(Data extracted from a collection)
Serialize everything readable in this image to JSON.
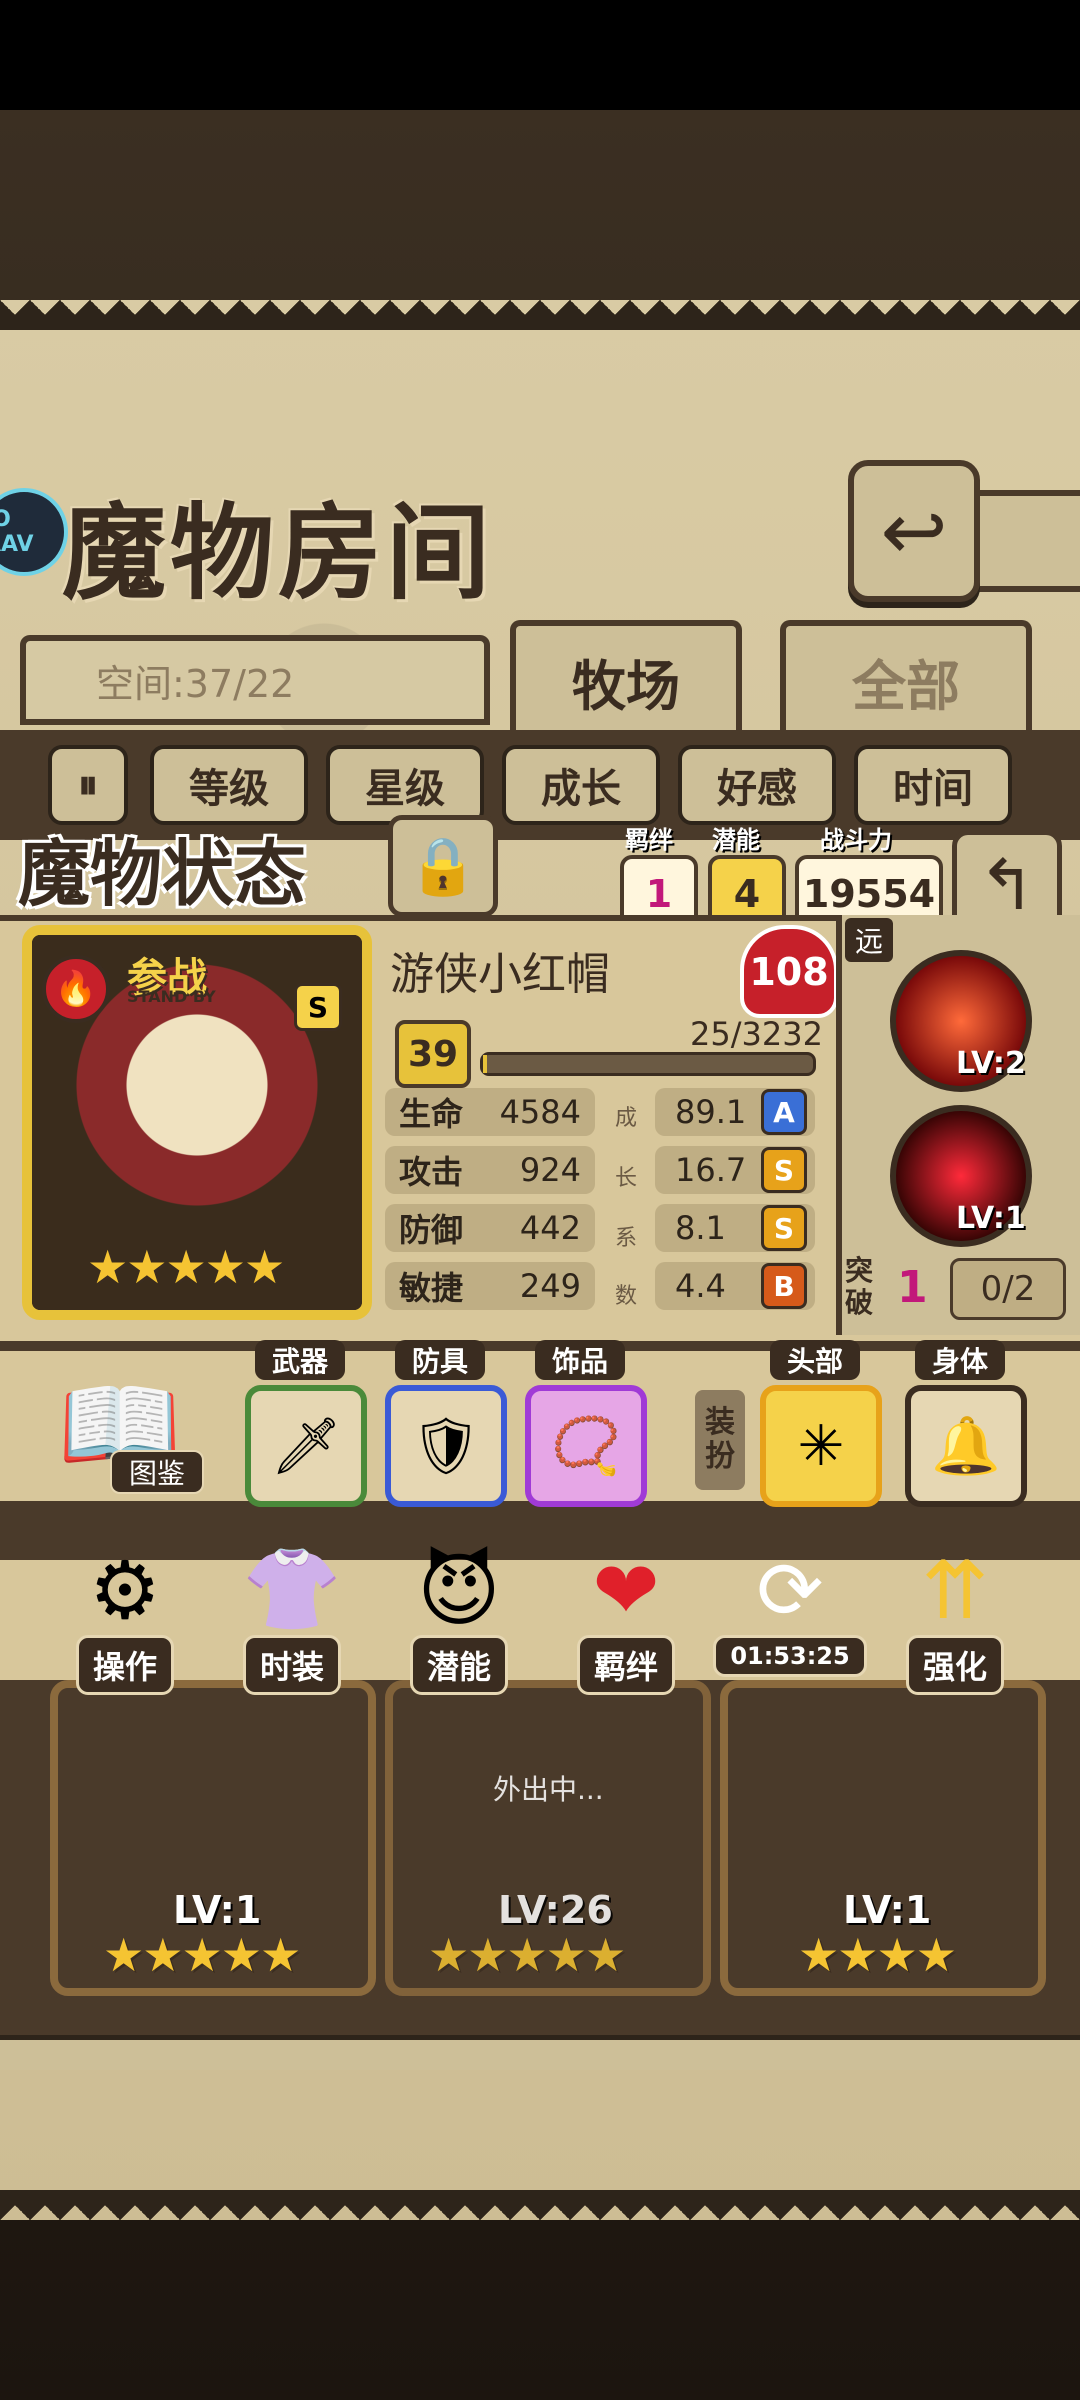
{
  "header": {
    "title": "魔物房间",
    "logo_text": "JO AAV"
  },
  "storage": {
    "space_text": "空间:37/22"
  },
  "tabs": [
    {
      "label": "牧场"
    },
    {
      "label": "全部"
    }
  ],
  "filters": [
    "等级",
    "星级",
    "成长",
    "好感",
    "时间"
  ],
  "status_panel": {
    "title": "魔物状态",
    "bond_label": "羁绊",
    "bond_value": "1",
    "potential_label": "潜能",
    "potential_value": "4",
    "power_label": "战斗力",
    "power_value": "19554",
    "standby_text": "参战",
    "standby_sub": "STAND BY",
    "rank_badge": "S",
    "name": "游侠小红帽",
    "affection": "108",
    "level": "39",
    "xp_text": "25/3232",
    "xp_fraction": 0.008,
    "star_count": 5,
    "stats": [
      {
        "label": "生命",
        "value": "4584",
        "growth": "89.1",
        "grade": "A"
      },
      {
        "label": "攻击",
        "value": "924",
        "growth": "16.7",
        "grade": "S"
      },
      {
        "label": "防御",
        "value": "442",
        "growth": "8.1",
        "grade": "S"
      },
      {
        "label": "敏捷",
        "value": "249",
        "growth": "4.4",
        "grade": "B"
      }
    ],
    "growth_caption": [
      "成",
      "长",
      "系",
      "数"
    ],
    "range_tag": "远",
    "skills": [
      {
        "level": "LV:2"
      },
      {
        "level": "LV:1"
      }
    ],
    "breakthrough_label_1": "突",
    "breakthrough_label_2": "破",
    "breakthrough_value": "1",
    "breakthrough_progress": "0/2"
  },
  "equipment": {
    "codex_label": "图鉴",
    "slots": [
      {
        "label": "武器"
      },
      {
        "label": "防具"
      },
      {
        "label": "饰品"
      }
    ],
    "dress_label": "装扮",
    "dress_slots": [
      {
        "label": "头部"
      },
      {
        "label": "身体"
      }
    ]
  },
  "actions": [
    {
      "label": "操作"
    },
    {
      "label": "时装"
    },
    {
      "label": "潜能"
    },
    {
      "label": "羁绊"
    },
    {
      "label": "01:53:25"
    },
    {
      "label": "强化"
    }
  ],
  "monster_cards": [
    {
      "level": "LV:1",
      "stars": "★★★★★"
    },
    {
      "level": "LV:26",
      "status": "外出中...",
      "stars": "★★★★★"
    },
    {
      "level": "LV:1",
      "stars": "★★★★"
    }
  ],
  "colors": {
    "panel": "#d8c79b",
    "border": "#4a3a2a",
    "gold": "#e7c23a",
    "grade_A": "#3a6fd6",
    "grade_S": "#e7a21a",
    "grade_B": "#d65a1a",
    "heart": "#c6202a"
  }
}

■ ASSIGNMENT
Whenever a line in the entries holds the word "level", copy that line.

■ REPLY TO THE EXERCISE
    "level": "39",
        "level": "LV:2"
        "level": "LV:1"
      "level": "LV:1",
      "level": "LV:26",
      "level": "LV:1",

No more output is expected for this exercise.